Lesson 3: Going local and getting personal are the keys to demand creation
Identifying and collaborating with local influencers is crucial to earning a community’s trust. This means taking the time to engage with local leaders, pastors, businesses owners and influencers and working together to engage their audiences.
Once trust is built, speaking directly to individuals in their home language and addressing their personal barriers are the biggest drivers of change. Naidoo said within their programmes they have specific male community mobilisers that work to mobilise and address the concerns of men, while other teams might focus more specifically on women and girls. These teams also offer integrated services such as family planning, PrEP for HIV, diabetes screenings and other services, alongside COVID-19 vaccines.
Lesson 4: Simplify vaccine access
In many hard-to-reach populations people have to prioritise between a day’s wage and a vaccination. Therefore, simplifying where and how people can get the vaccine greatly improves uptake. Bamford added that the DoH’s long-term strategy was to bring routine COVID-19 vaccinations into the primary healthcare system, such as through community clinics.

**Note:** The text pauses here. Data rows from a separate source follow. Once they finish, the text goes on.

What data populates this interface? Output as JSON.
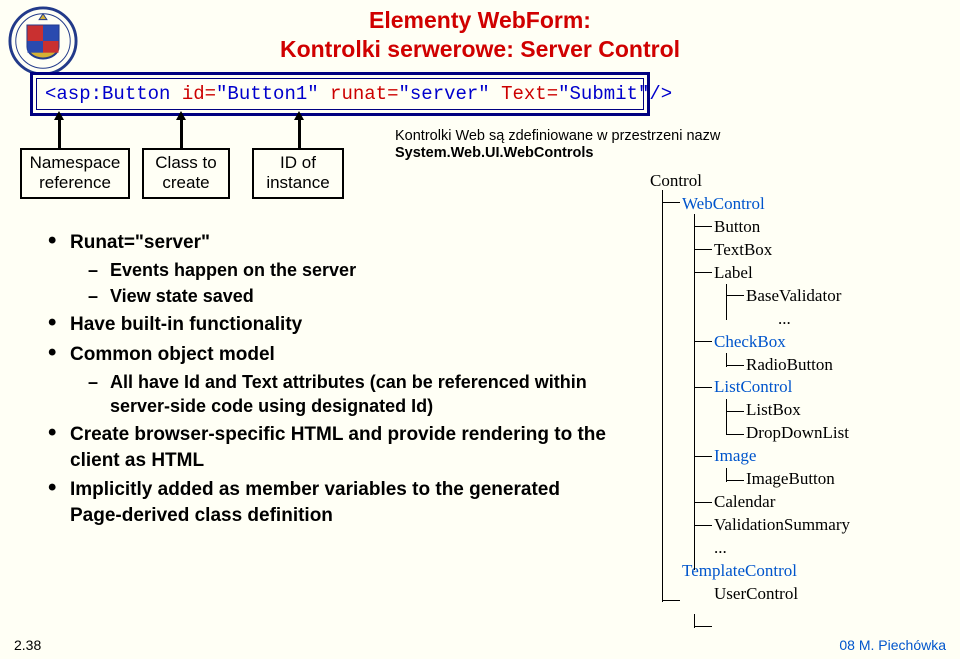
{
  "title_line1": "Elementy WebForm:",
  "title_line2": "Kontrolki serwerowe: Server Control",
  "code": {
    "open": "<asp:Button",
    "a1n": " id=",
    "a1v": "\"Button1\"",
    "a2n": " runat=",
    "a2v": "\"server\"",
    "a3n": " Text=",
    "a3v": "\"Submit\"",
    "close": "/>"
  },
  "labels": {
    "ns1": "Namespace",
    "ns2": "reference",
    "cls1": "Class to",
    "cls2": "create",
    "id1": "ID of",
    "id2": "instance"
  },
  "bul": {
    "b1": "Runat=\"server\"",
    "b1a": "Events happen on the server",
    "b1b": "View state saved",
    "b2": "Have built-in functionality",
    "b3": "Common object model",
    "b3a": "All have Id and Text attributes (can be referenced within server-side code using designated Id)",
    "b4": "Create browser-specific HTML and provide rendering to the client as HTML",
    "b5": "Implicitly added as member variables to the generated Page-derived class definition"
  },
  "rnote1": "Kontrolki Web są zdefiniowane w przestrzeni nazw",
  "rnote2": "System.Web.UI.WebControls",
  "hier": {
    "control": "Control",
    "webcontrol": "WebControl",
    "button": "Button",
    "textbox": "TextBox",
    "label": "Label",
    "basevalidator": "BaseValidator",
    "dots1": "...",
    "checkbox": "CheckBox",
    "radiobutton": "RadioButton",
    "listcontrol": "ListControl",
    "listbox": "ListBox",
    "dropdown": "DropDownList",
    "image": "Image",
    "imagebutton": "ImageButton",
    "calendar": "Calendar",
    "validationsummary": "ValidationSummary",
    "dots2": "...",
    "templatecontrol": "TemplateControl",
    "usercontrol": "UserControl"
  },
  "page_num": "2.38",
  "footer_right": "08 M. Piechówka"
}
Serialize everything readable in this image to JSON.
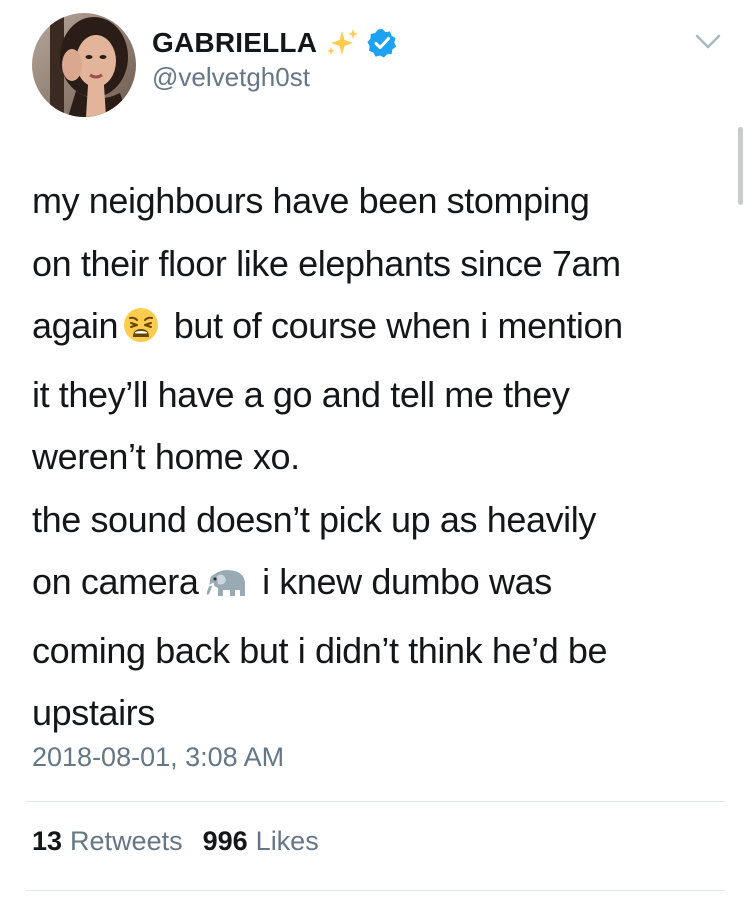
{
  "user": {
    "display_name": "GABRIELLA",
    "handle": "@velvetgh0st",
    "verified": true
  },
  "icons": {
    "avatar": "profile-photo",
    "sparkles": "sparkles-emoji-icon",
    "verified": "verified-badge-icon",
    "caret": "chevron-down-icon",
    "weary_emoji": "weary-face-emoji-icon",
    "elephant_emoji": "elephant-emoji-icon"
  },
  "tweet": {
    "lines": [
      "my neighbours have been stomping",
      "on their floor like elephants since 7am",
      "again",
      "but of course when i mention",
      "it they’ll have a go and tell me they",
      "weren’t home xo.",
      "the sound doesn’t pick up as heavily",
      "on camera",
      "i knew dumbo was",
      "coming back but i didn’t think he’d be",
      "upstairs"
    ],
    "timestamp": "2018-08-01, 3:08 AM"
  },
  "stats": {
    "retweets_count": "13",
    "retweets_label": "Retweets",
    "likes_count": "996",
    "likes_label": "Likes"
  },
  "colors": {
    "text": "#14171a",
    "secondary": "#657786",
    "verified_blue": "#1da1f2",
    "divider": "#e1e8ed"
  }
}
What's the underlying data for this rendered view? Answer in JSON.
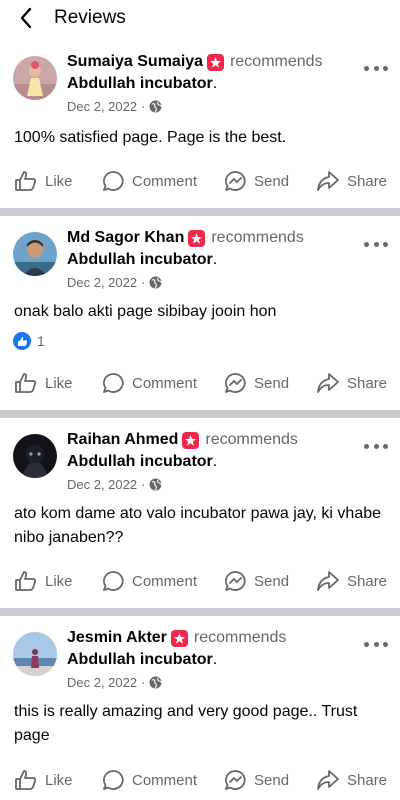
{
  "header": {
    "title": "Reviews"
  },
  "recommend_word": "recommends",
  "actions": {
    "like": "Like",
    "comment": "Comment",
    "send": "Send",
    "share": "Share"
  },
  "posts": [
    {
      "author": "Sumaiya Sumaiya",
      "page": "Abdullah incubator",
      "date": "Dec 2, 2022",
      "text": "100% satisfied page. Page is the best.",
      "reaction_count": ""
    },
    {
      "author": "Md Sagor Khan",
      "page": "Abdullah incubator",
      "date": "Dec 2, 2022",
      "text": "onak balo akti page sibibay jooin hon",
      "reaction_count": "1"
    },
    {
      "author": "Raihan Ahmed",
      "page": "Abdullah incubator",
      "date": "Dec 2, 2022",
      "text": "ato kom dame ato valo incubator pawa jay, ki vhabe nibo janaben??",
      "reaction_count": ""
    },
    {
      "author": "Jesmin Akter",
      "page": "Abdullah incubator",
      "date": "Dec 2, 2022",
      "text": "this is really amazing and very good page.. Trust page",
      "reaction_count": ""
    }
  ],
  "colors": {
    "secondary_text": "#65676b",
    "recommend_badge": "#f02849",
    "like_blue": "#1877f2",
    "separator": "#c9ccd1"
  },
  "icons": [
    "back-arrow-icon",
    "recommend-badge-icon",
    "globe-icon",
    "more-icon",
    "like-icon",
    "comment-icon",
    "send-icon",
    "share-icon",
    "like-reaction-icon"
  ]
}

Another effective strategy to simplify vaccine access for rural populations was to set up mobile vaccination stations where people congregated, such as taxi ranks, social grant collection points, shopping malls, sports fields and so on.
Naidoo shared an anecdote from the field. “We engaged a local farmer and he allowed us to set up a pop-up station on his farm. He led from the front and was the first to be vaccinated, followed by over 200 farm workers. The employer and employees all benefitted without losing too many hours out of their workday.”
Asked if it was worth the cost to spend valuable donor funds such as those from USAID on hard-to-reach populations – an expensive exercise – Tayag said donor-funded campaigns to vaccinate the poorest of the poor “was not about the unit cost per head”. It was a “human rights and health equity issue”, as everyone deserved the ability to make the vaccination choice for themselves once access barriers were removed. This aligns strongly to BroadReach’s underlying vision of access to good health to enable people to flourish.